ASSIGNED TASK: For the word "true", find each line in the entries where it occurs and copy that line.

Stored items:
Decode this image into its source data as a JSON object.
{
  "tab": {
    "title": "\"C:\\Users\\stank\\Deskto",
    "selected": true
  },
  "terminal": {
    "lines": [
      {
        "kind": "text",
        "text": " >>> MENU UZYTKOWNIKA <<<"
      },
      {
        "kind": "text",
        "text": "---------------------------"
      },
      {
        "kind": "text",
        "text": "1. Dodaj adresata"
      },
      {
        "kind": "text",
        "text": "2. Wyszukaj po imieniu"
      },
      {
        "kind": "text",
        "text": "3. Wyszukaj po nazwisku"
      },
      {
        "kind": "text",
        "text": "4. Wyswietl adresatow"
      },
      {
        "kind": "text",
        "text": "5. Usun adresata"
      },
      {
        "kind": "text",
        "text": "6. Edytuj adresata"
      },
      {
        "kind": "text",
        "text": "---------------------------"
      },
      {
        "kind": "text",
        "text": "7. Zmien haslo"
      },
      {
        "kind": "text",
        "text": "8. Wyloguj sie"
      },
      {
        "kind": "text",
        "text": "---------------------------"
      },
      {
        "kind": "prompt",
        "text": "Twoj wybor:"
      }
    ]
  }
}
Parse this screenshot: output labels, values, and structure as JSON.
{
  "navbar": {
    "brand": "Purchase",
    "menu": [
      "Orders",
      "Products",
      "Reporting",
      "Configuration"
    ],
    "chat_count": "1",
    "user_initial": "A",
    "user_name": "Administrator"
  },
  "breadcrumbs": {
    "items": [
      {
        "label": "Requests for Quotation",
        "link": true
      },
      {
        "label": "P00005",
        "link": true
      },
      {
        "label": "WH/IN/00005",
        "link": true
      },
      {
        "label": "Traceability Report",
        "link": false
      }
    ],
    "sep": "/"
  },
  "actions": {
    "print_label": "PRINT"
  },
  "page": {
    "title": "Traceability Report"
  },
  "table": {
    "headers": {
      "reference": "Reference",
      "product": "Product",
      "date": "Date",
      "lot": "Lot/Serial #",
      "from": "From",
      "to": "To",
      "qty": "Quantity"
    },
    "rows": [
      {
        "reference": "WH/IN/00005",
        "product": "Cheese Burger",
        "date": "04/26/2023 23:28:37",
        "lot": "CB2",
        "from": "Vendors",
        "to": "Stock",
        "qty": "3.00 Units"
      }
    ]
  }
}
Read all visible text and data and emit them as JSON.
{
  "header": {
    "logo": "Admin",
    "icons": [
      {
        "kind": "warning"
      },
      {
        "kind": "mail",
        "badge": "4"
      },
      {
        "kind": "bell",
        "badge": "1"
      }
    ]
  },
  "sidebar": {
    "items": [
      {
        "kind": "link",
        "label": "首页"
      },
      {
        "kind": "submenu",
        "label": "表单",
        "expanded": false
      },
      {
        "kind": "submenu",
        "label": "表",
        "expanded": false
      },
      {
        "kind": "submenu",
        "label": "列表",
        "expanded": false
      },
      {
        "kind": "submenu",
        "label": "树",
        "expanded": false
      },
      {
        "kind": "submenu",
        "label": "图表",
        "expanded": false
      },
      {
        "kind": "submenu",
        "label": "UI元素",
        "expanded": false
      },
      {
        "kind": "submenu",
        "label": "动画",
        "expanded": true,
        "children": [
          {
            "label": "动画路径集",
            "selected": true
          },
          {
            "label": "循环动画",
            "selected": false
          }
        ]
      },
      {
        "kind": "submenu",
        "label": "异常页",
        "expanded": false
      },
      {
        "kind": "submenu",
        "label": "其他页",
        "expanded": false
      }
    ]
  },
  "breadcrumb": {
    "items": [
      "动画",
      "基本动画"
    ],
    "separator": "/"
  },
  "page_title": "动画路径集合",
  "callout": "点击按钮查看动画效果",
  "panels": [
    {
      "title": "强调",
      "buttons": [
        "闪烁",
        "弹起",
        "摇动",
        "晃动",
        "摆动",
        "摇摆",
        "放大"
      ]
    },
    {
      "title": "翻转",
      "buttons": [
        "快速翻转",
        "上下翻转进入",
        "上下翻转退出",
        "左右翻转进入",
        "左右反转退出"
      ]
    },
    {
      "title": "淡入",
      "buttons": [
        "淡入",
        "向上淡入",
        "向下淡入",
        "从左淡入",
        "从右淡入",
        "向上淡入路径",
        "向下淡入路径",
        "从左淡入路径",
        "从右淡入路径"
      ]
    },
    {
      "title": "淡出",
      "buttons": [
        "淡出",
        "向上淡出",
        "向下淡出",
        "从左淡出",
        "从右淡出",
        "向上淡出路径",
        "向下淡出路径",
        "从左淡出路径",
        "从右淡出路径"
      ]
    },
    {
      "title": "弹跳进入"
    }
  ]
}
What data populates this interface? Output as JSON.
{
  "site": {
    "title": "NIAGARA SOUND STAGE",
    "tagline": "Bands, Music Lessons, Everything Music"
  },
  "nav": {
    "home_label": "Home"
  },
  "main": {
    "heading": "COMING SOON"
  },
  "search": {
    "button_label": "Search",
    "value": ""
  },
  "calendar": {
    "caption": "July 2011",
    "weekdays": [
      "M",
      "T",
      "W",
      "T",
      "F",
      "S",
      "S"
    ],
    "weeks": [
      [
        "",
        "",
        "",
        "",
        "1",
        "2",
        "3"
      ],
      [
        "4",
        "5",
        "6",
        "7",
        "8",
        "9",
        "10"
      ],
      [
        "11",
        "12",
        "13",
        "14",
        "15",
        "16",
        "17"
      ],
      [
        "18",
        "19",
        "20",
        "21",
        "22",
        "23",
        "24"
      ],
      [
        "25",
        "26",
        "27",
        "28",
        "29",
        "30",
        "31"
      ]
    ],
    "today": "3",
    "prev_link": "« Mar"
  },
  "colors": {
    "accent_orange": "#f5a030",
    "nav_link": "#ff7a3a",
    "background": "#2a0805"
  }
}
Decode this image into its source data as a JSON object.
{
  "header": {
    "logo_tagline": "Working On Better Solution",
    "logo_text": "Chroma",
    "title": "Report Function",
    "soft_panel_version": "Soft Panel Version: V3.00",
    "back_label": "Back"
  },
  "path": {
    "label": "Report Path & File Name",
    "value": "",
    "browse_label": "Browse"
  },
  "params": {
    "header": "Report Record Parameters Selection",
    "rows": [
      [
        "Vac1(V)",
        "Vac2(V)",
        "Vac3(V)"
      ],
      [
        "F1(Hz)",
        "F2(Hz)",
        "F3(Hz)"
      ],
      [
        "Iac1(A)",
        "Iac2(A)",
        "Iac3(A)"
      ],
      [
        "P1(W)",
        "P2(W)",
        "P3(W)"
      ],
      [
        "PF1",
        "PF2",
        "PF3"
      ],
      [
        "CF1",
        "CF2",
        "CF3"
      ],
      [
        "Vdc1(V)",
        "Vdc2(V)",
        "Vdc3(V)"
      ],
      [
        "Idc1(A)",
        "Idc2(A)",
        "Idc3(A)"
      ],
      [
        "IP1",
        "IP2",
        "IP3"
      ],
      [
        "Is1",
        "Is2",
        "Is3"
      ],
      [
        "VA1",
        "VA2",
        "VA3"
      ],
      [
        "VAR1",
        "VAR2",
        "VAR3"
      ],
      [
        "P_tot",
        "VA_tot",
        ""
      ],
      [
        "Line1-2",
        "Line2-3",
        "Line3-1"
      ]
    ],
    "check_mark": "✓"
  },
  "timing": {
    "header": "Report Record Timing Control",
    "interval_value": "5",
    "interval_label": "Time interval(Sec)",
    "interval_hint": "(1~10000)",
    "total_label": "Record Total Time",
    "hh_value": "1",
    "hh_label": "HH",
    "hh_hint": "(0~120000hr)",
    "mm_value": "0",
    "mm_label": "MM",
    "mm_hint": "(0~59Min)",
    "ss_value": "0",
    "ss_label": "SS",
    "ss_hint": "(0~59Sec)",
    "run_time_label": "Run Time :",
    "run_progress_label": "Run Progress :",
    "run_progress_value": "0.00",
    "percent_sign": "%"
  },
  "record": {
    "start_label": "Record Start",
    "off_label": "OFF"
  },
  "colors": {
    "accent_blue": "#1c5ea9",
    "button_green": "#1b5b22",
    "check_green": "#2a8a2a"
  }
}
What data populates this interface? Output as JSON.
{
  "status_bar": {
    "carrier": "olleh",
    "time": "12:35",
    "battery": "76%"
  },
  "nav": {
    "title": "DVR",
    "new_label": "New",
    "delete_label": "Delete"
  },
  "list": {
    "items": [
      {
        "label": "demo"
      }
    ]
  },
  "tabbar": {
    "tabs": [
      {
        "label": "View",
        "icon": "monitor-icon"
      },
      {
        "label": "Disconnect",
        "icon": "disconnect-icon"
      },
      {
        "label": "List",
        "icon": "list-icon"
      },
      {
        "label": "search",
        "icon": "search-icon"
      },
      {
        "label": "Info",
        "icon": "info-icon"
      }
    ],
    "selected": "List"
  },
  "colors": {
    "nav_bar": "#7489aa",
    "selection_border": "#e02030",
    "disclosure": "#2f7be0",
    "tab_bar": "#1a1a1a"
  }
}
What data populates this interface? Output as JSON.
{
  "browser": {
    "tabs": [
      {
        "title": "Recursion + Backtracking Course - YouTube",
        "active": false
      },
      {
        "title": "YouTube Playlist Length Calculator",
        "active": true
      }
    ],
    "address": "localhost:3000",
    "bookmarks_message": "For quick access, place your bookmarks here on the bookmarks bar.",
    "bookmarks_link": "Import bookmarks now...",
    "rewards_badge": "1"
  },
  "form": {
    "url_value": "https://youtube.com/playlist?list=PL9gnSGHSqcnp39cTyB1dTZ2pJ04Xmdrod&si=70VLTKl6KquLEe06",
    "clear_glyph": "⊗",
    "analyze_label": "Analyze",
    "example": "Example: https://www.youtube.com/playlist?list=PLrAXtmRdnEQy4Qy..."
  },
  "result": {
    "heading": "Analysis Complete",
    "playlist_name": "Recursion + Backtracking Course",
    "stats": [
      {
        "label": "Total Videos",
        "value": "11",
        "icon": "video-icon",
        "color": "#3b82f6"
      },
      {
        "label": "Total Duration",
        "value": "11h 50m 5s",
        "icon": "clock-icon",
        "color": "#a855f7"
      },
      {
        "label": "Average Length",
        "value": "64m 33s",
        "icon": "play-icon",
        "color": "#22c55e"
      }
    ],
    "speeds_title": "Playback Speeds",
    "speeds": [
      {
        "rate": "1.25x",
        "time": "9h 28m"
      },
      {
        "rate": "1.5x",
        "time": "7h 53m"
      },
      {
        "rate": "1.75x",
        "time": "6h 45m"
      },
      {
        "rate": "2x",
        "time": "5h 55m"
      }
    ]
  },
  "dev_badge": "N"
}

SOLUTION FOR THIS EXERCISE:
    "selected": true
        "link": true
        "link": true
        "link": true
        "expanded": true,
            "selected": true
        "active": true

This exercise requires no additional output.